Performer Wendy Kweh talks about starring in ‘Antigone’ showing at…

The third text in a trilogy of Theban plays written by Sophocles, Antigone proceeds from the aftermath of the Thebes’ civil war, a war that would consequentially witness the deaths of brothers Eteocles and Polynices – two powerful forces leading opposite sides of combat. Eteocles honoured, Polynices shamed by the newly crowned king of Thebes, Creon. Exploring the Ancient Greek text further in a newly adapted production by Merlynn Tong, with direction by Dawn Walton OBE, performer Wendy Kweh talks about taking on the role of Creon, a role traditionally played by a male. Ahead of the production at the Mercury Theatre, Wendy tells us more about what to expect.

Hi Wendy, you’ll be taking part in Merlynn Tong’s adaptation of Sophocles’ Antigone from early to mid October at the newly reopened Mercury Theatre. How are you feeling ahead of the run?

It’s great to be getting out on stage again after this long dark period. And I think audiences will respond to this short but powerful evening.

Antigone is a classical text drawing on themes of power, familial bonds, morality, conflict and grief, a tragedy set post a civil war which consequentially witnesses Creon take the throne. What inspired yourself to take part in the production?

You answered your own question. All of the above.   Classics are always fresh. That’s what is amazing about them. And a new version like this one adds another charge.

The show is directed by Dawn Walton OBE and stars Francesca Amewudah-Rivers, Liz Crowther, Joseph Payne and Adeola Yemitan. What has the rehearsal process involved?

It’s a really focused rehearsal room — the small cast and strong text is really concentrating our energy.

What have you learned/taken away from the creative process?

That we’re always learning. There are as many working styles as there are productions and each one teaches us something new about the work and about ourselves.

What can audiences expect from the production?

To be drawn in, to be put in a position of considering real choices for real people.

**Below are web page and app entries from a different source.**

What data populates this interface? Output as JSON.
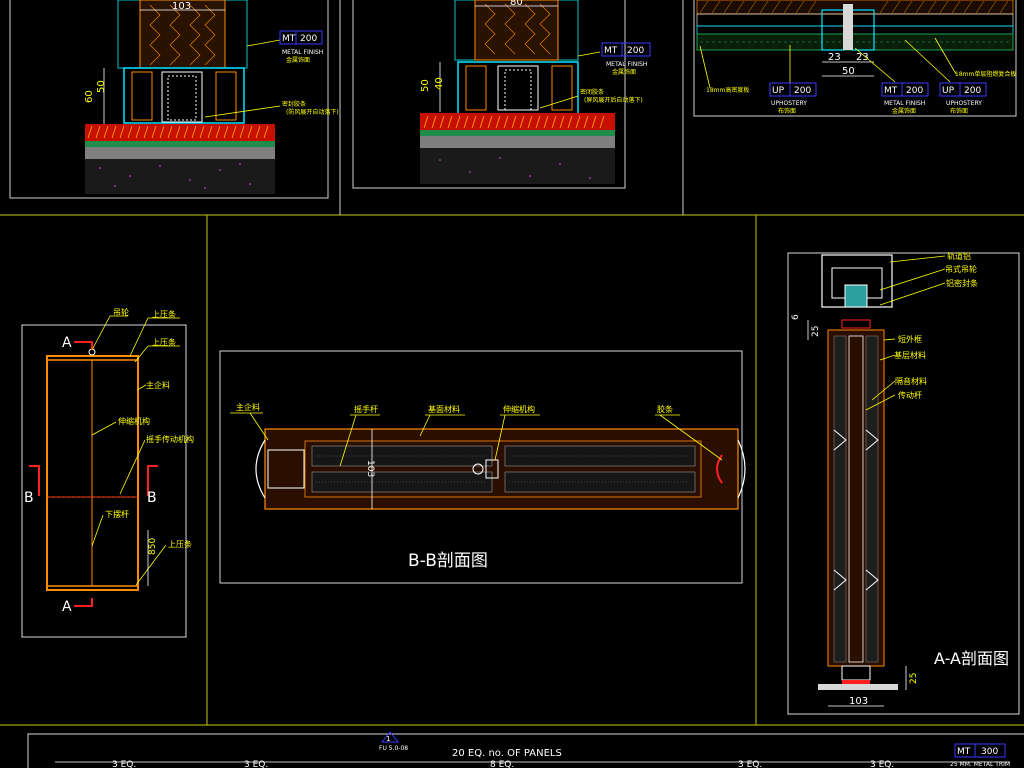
{
  "top_left": {
    "dims": {
      "d103": "103",
      "d60": "60",
      "d50": "50"
    },
    "tag": {
      "code": "MT",
      "num": "200",
      "en": "METAL FINISH",
      "cn": "金属饰面"
    },
    "note_cn": "密封胶条",
    "note_sub": "(防风展开自动落下)"
  },
  "top_mid": {
    "dims": {
      "d80": "80",
      "d50": "50",
      "d40": "40"
    },
    "tag": {
      "code": "MT",
      "num": "200",
      "en": "METAL FINISH",
      "cn": "金属饰面"
    },
    "note_cn": "密闭胶条",
    "note_sub": "(屏风展开后自动落下)"
  },
  "top_right": {
    "dims": {
      "d23a": "23",
      "d23b": "23",
      "d50": "50"
    },
    "tag_up1": {
      "code": "UP",
      "num": "200",
      "en": "UPHOSTERY",
      "cn": "布饰面"
    },
    "tag_mt": {
      "code": "MT",
      "num": "200",
      "en": "METAL FINISH",
      "cn": "金属饰面"
    },
    "tag_up2": {
      "code": "UP",
      "num": "200",
      "en": "UPHOSTERY",
      "cn": "布饰面"
    },
    "left_note": "18mm高密度板",
    "right_note": "18mm单层阻燃复合板"
  },
  "elevation": {
    "labels": {
      "hanging_wheel": "吊轮",
      "top_strip1": "上压条",
      "top_strip2": "上压条",
      "main_profile": "主企料",
      "telescopic": "伸缩机构",
      "handle_drive": "摇手传动机构",
      "bottom_bar": "下摆杆",
      "top_strip3": "上压条"
    },
    "markers": {
      "a_top": "A",
      "a_bottom": "A",
      "b_left": "B",
      "b_right": "B"
    },
    "dim_bottom": "850"
  },
  "section_bb": {
    "labels": {
      "main_profile": "主企料",
      "handle_rod": "摇手杆",
      "base_material": "基面材料",
      "telescopic": "伸缩机构",
      "rubber_strip": "胶条"
    },
    "dim": "103",
    "title": "B-B剖面图"
  },
  "section_aa": {
    "labels": {
      "track": "轨道铝",
      "hanging_wheel": "吊式吊轮",
      "seal_strip": "铝密封条",
      "short_frame": "短外框",
      "base_material": "基层材料",
      "sound_material": "隔音材料",
      "drive_rod": "传动杆"
    },
    "dims": {
      "top25": "25",
      "six": "6",
      "bottom25": "25",
      "width": "103"
    },
    "title": "A-A剖面图"
  },
  "bottom_strip": {
    "center_label": "20 EQ. no. OF PANELS",
    "ref_top": "1",
    "ref_code": "FU 5.0-08",
    "eq_labels": [
      "3 EQ.",
      "3 EQ.",
      "8 EQ.",
      "3 EQ.",
      "3 EQ."
    ],
    "tag": {
      "code": "MT",
      "num": "300",
      "note": "25 MM. METAL TRIM"
    }
  },
  "colors": {
    "bg": "#000000",
    "frame": "#d8d8d8",
    "leader": "#ffff00",
    "cyan": "#00e5ff",
    "orange": "#ff8c00",
    "red": "#ff2020",
    "blue": "#3a3aff",
    "green": "#1ea050",
    "magenta": "#ff40ff",
    "dark_brown": "#8a3a00"
  }
}
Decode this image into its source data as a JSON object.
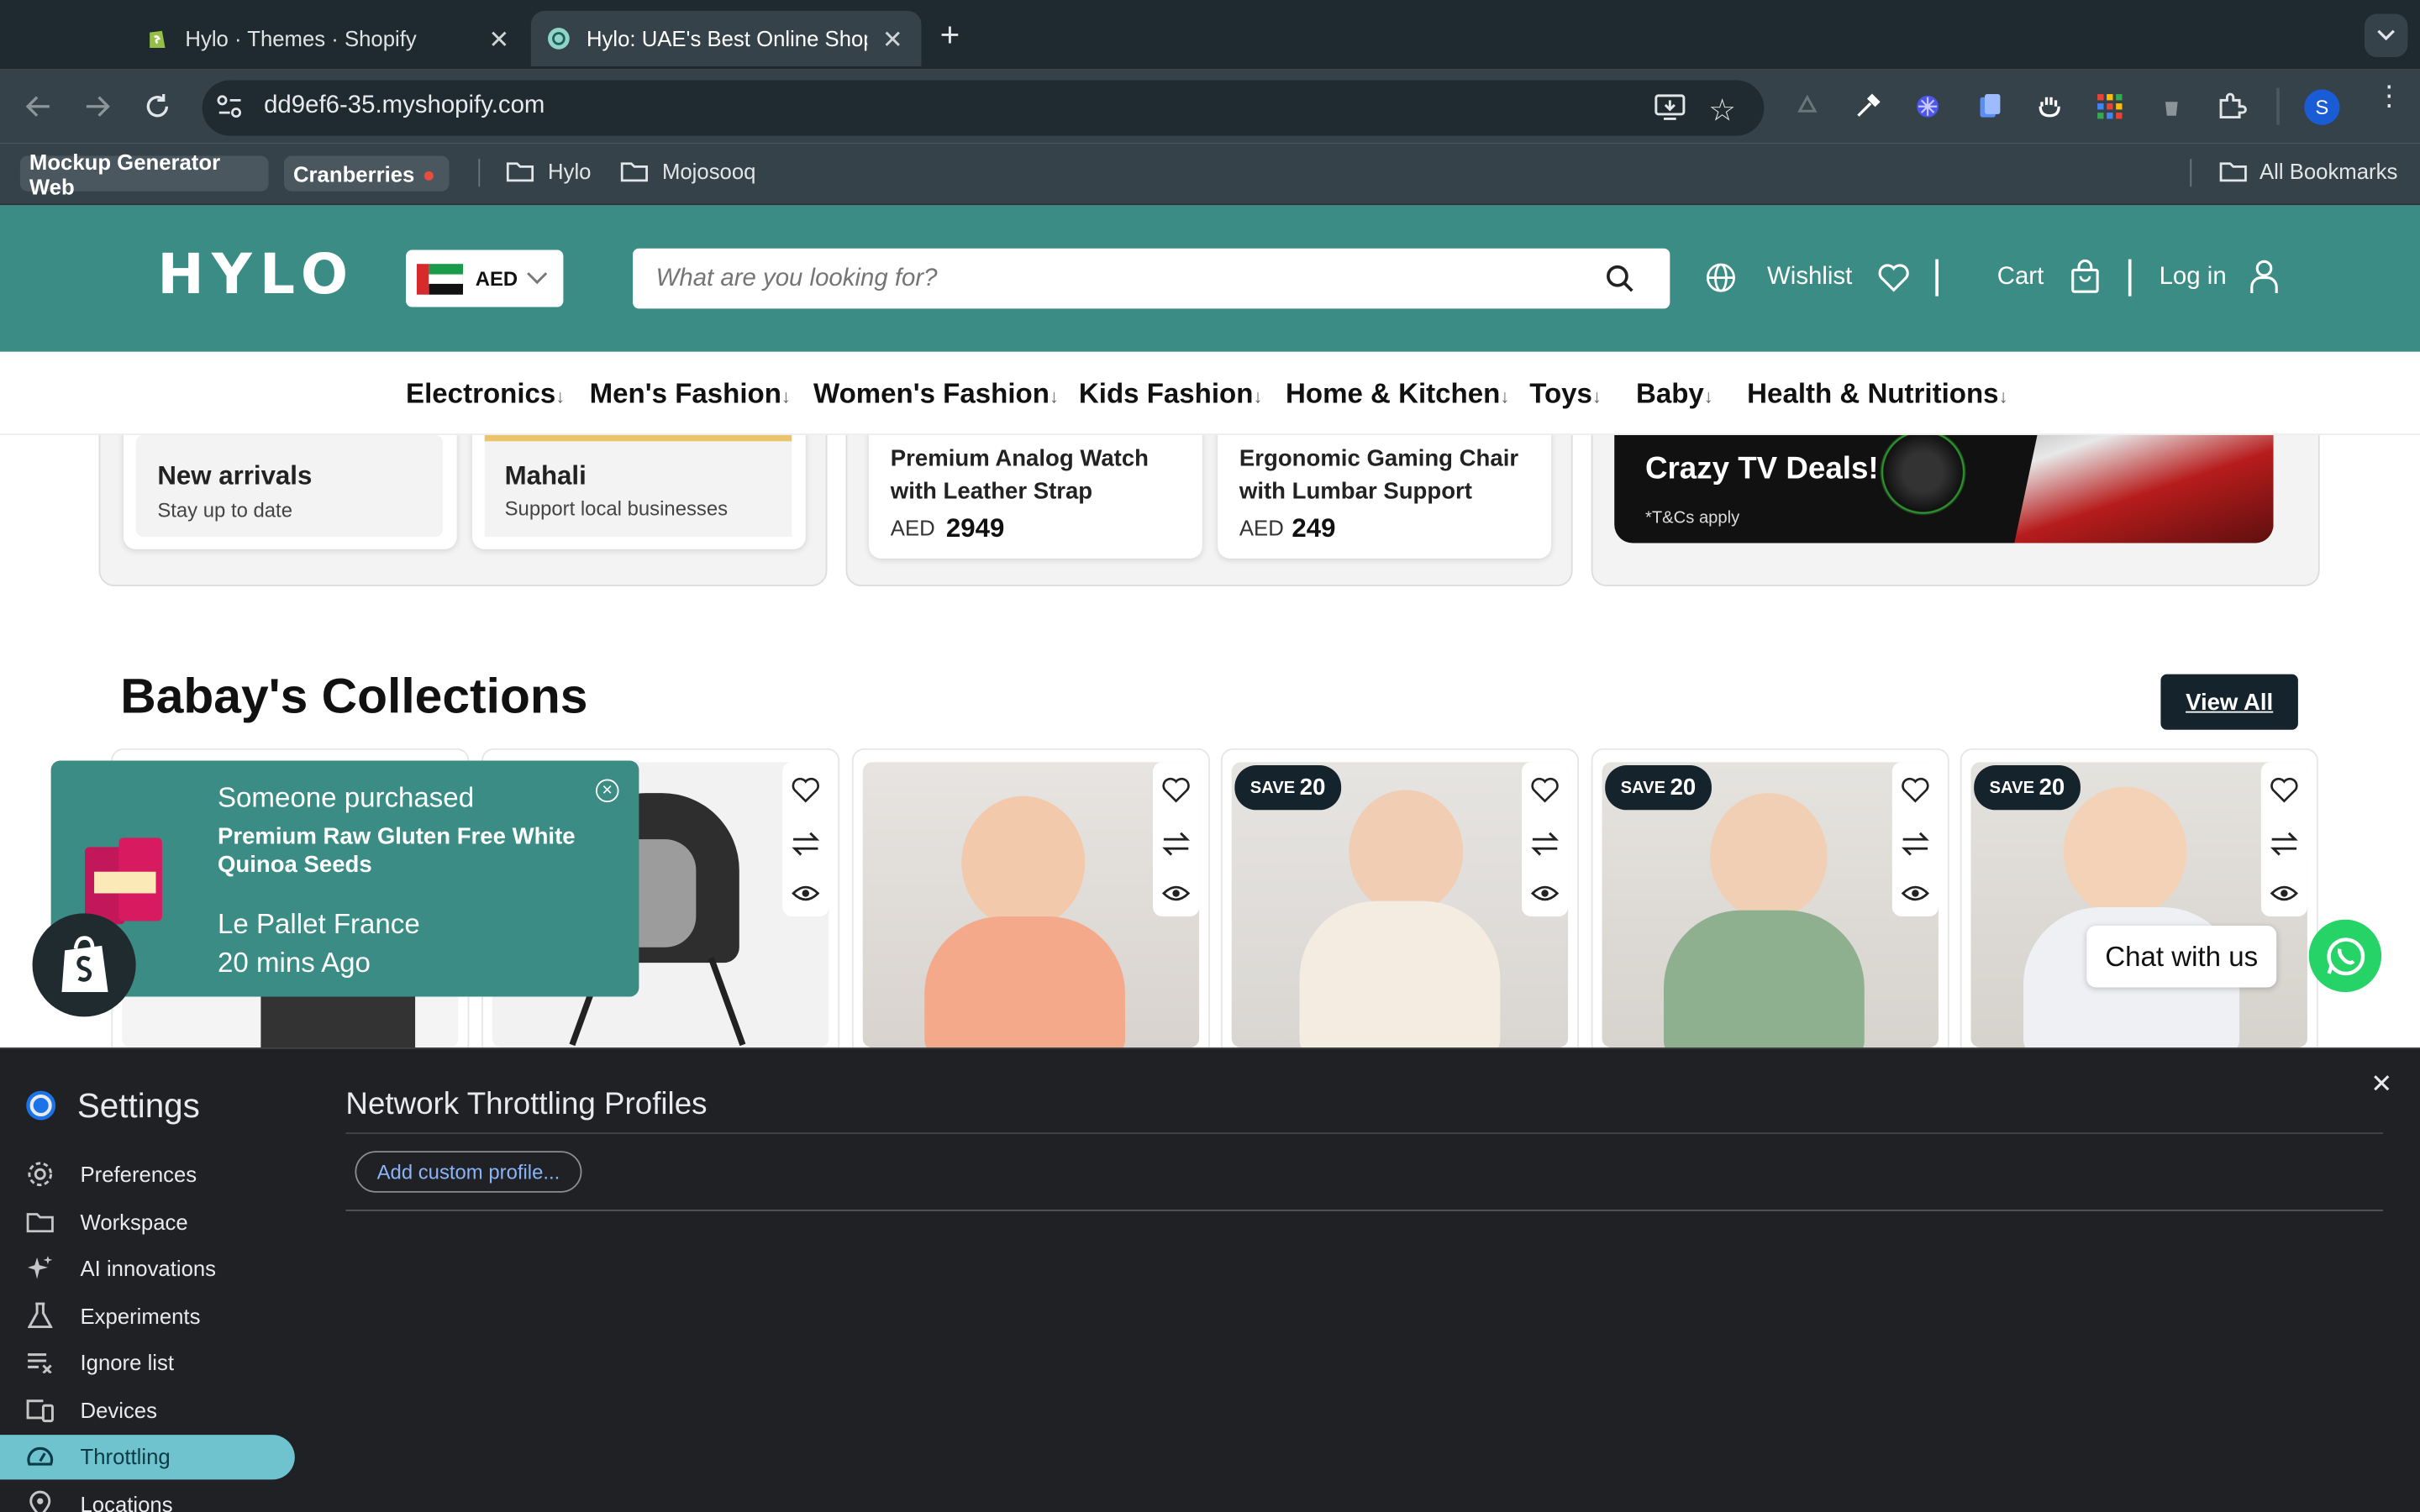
{
  "browser": {
    "tabs": [
      {
        "title": "Hylo · Themes · Shopify"
      },
      {
        "title": "Hylo: UAE's Best Online Shop"
      }
    ],
    "url": "dd9ef6-35.myshopify.com",
    "profile_initial": "S",
    "bookmarks": [
      "Mockup Generator Web",
      "Cranberries",
      "Hylo",
      "Mojosooq"
    ],
    "all_bookmarks": "All Bookmarks"
  },
  "store": {
    "logo": "HYLO",
    "currency": "AED",
    "search_placeholder": "What are you looking for?",
    "wishlist": "Wishlist",
    "cart": "Cart",
    "login": "Log in",
    "nav": [
      "Electronics",
      "Men's Fashion",
      "Women's Fashion",
      "Kids Fashion",
      "Home & Kitchen",
      "Toys",
      "Baby",
      "Health & Nutritions"
    ],
    "promo_cards": [
      {
        "title": "New arrivals",
        "subtitle": "Stay up to date"
      },
      {
        "title": "Mahali",
        "subtitle": "Support local businesses"
      }
    ],
    "deal_products": [
      {
        "title": "Premium Analog Watch with Leather Strap",
        "currency": "AED",
        "price": "2949"
      },
      {
        "title": "Ergonomic Gaming Chair with Lumbar Support",
        "currency": "AED",
        "price": "249"
      }
    ],
    "banner": {
      "headline": "Crazy TV Deals!",
      "note": "*T&Cs apply"
    },
    "collection": {
      "title": "Babay's Collections",
      "view_all": "View All",
      "products": [
        {
          "badge": "",
          "badge_value": ""
        },
        {
          "badge": "",
          "badge_value": ""
        },
        {
          "badge": "",
          "badge_value": ""
        },
        {
          "badge": "SAVE",
          "badge_value": "20"
        },
        {
          "badge": "SAVE",
          "badge_value": "20"
        },
        {
          "badge": "SAVE",
          "badge_value": "20"
        }
      ]
    },
    "popup": {
      "heading": "Someone purchased",
      "product": "Premium Raw Gluten Free White Quinoa Seeds",
      "location": "Le Pallet France",
      "time": "20 mins Ago"
    },
    "chat": "Chat with us"
  },
  "devtools": {
    "title": "Settings",
    "menu": [
      "Preferences",
      "Workspace",
      "AI innovations",
      "Experiments",
      "Ignore list",
      "Devices",
      "Throttling",
      "Locations"
    ],
    "active": "Throttling",
    "section_title": "Network Throttling Profiles",
    "add_button": "Add custom profile..."
  },
  "colors": {
    "brand": "#3a8c84",
    "chrome_dark": "#35424a",
    "devtools_bg": "#202124",
    "selected": "#6fc3cf"
  }
}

It’s going to be a wonderful jolt out of our enforced time in separate rooms.

What would you like for audiences to take away?

That their local theatre can be illuminating and personal at the same time. That The Mercury is back with a vengeance — literally!

Questions by Lucy Basaba.

Wendy Kweh will star in Antigone, showing at the Mercury Theatre from Friday 1st until Saturday 16th October. To find out more about the production, visit here…

Written by Theatrefullstop